Work order — List each line of the data in which the string "package" appears.

--

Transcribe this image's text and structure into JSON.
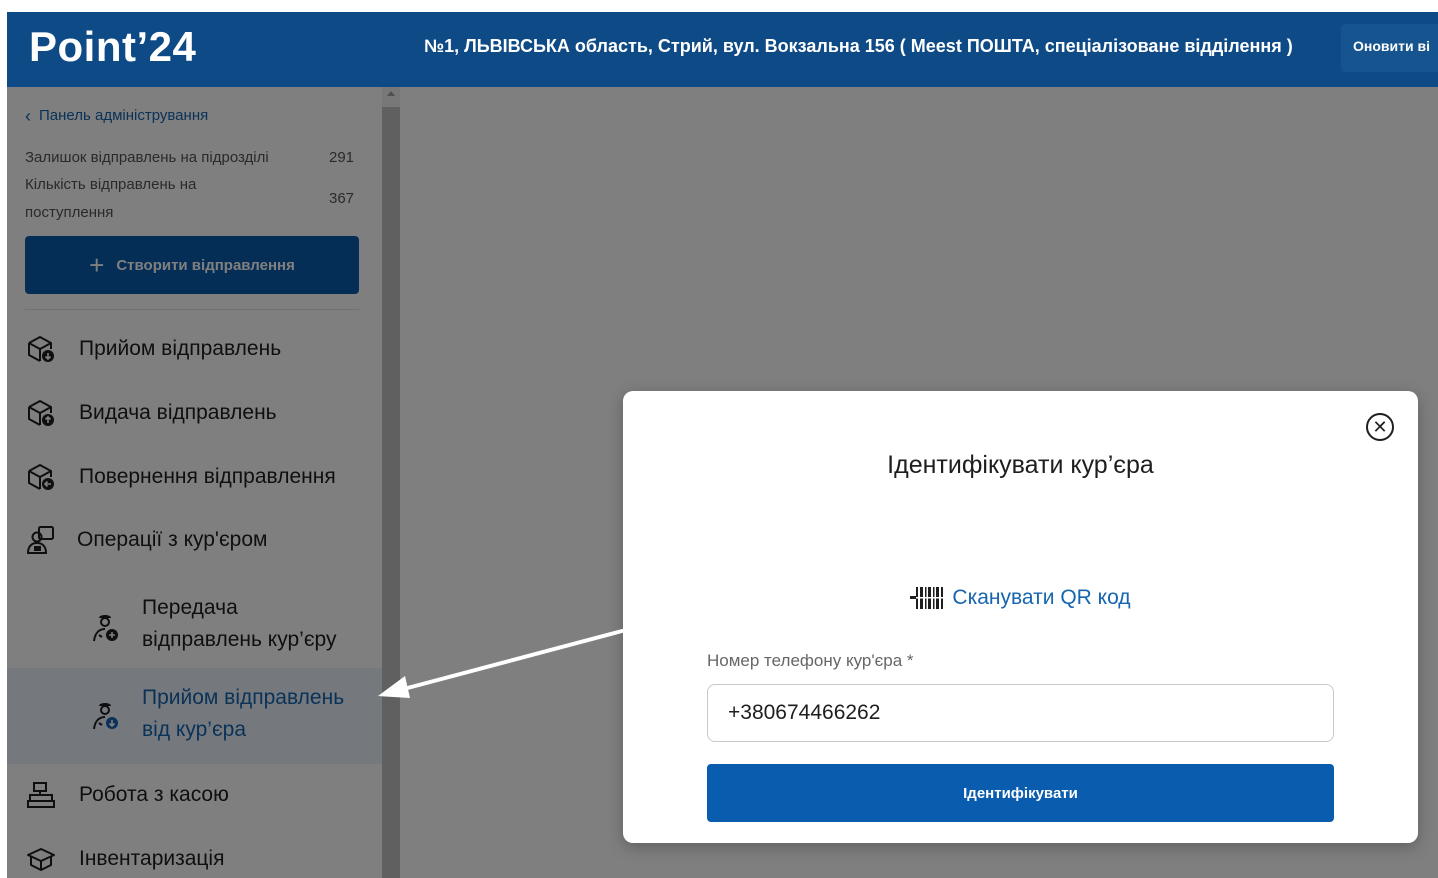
{
  "header": {
    "logo": "Point’24",
    "address": "№1, ЛЬВІВСЬКА область, Стрий, вул. Вокзальна 156 ( Meest ПОШТА, спеціалізоване відділення )",
    "refresh_label": "Оновити ві"
  },
  "sidebar": {
    "back_label": "Панель адміністрування",
    "stats": [
      {
        "label": "Залишок відправлень на підрозділі",
        "value": "291"
      },
      {
        "label_line1": "Кількість відправлень на",
        "label_line2": "поступлення",
        "value": "367"
      }
    ],
    "create_label": "Створити відправлення",
    "items": [
      {
        "label": "Прийом відправлень",
        "icon": "package-receive-icon"
      },
      {
        "label": "Видача відправлень",
        "icon": "package-issue-icon"
      },
      {
        "label": "Повернення відправлення",
        "icon": "package-return-icon"
      },
      {
        "label": "Операції з кур'єром",
        "icon": "courier-operations-icon"
      }
    ],
    "sub_items": [
      {
        "line1": "Передача",
        "line2": "відправлень кур’єру",
        "icon": "courier-send-icon"
      },
      {
        "line1": "Прийом відправлень",
        "line2": "від кур’єра",
        "icon": "courier-receive-icon",
        "active": true
      }
    ],
    "items_bottom": [
      {
        "label": "Робота з касою",
        "icon": "cash-register-icon"
      },
      {
        "label": "Інвентаризація",
        "icon": "inventory-icon"
      }
    ]
  },
  "modal": {
    "title": "Ідентифікувати кур’єра",
    "scan_label": "Сканувати QR код",
    "phone_label": "Номер телефону кур'єра *",
    "phone_value": "+380674466262",
    "submit_label": "Ідентифікувати"
  },
  "colors": {
    "header_bg": "#0e4a86",
    "primary": "#0a5cae",
    "link": "#1565b0",
    "active_bg": "#eaf3fb",
    "arrow": "#ffffff"
  }
}
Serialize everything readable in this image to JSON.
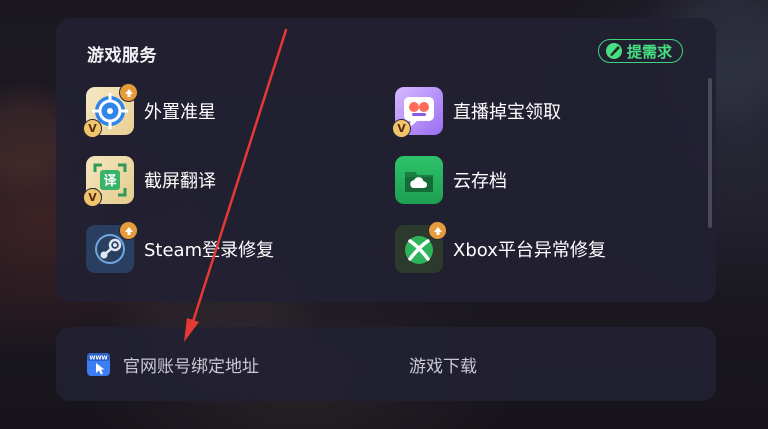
{
  "panel": {
    "title": "游戏服务",
    "request_button": "提需求"
  },
  "services": [
    {
      "label": "外置准星",
      "icon": "crosshair-icon",
      "has_update_badge": true,
      "has_vip_badge": true
    },
    {
      "label": "直播掉宝领取",
      "icon": "live-drop-icon",
      "has_update_badge": false,
      "has_vip_badge": true
    },
    {
      "label": "截屏翻译",
      "icon": "screenshot-translate-icon",
      "has_update_badge": false,
      "has_vip_badge": true
    },
    {
      "label": "云存档",
      "icon": "cloud-save-icon",
      "has_update_badge": false,
      "has_vip_badge": false
    },
    {
      "label": "Steam登录修复",
      "icon": "steam-icon",
      "has_update_badge": true,
      "has_vip_badge": false
    },
    {
      "label": "Xbox平台异常修复",
      "icon": "xbox-icon",
      "has_update_badge": true,
      "has_vip_badge": false
    }
  ],
  "links": {
    "bind_address": "官网账号绑定地址",
    "game_download": "游戏下载"
  },
  "colors": {
    "accent_green": "#46e082",
    "annotation_red": "#e53935",
    "update_badge": "#e59c3b"
  },
  "annotation": {
    "type": "red-arrow",
    "points_to": "官网账号绑定地址"
  }
}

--

Exercise response —
        "icon": "package-receive-icon"
        "icon": "package-issue-icon"
        "icon": "package-return-icon"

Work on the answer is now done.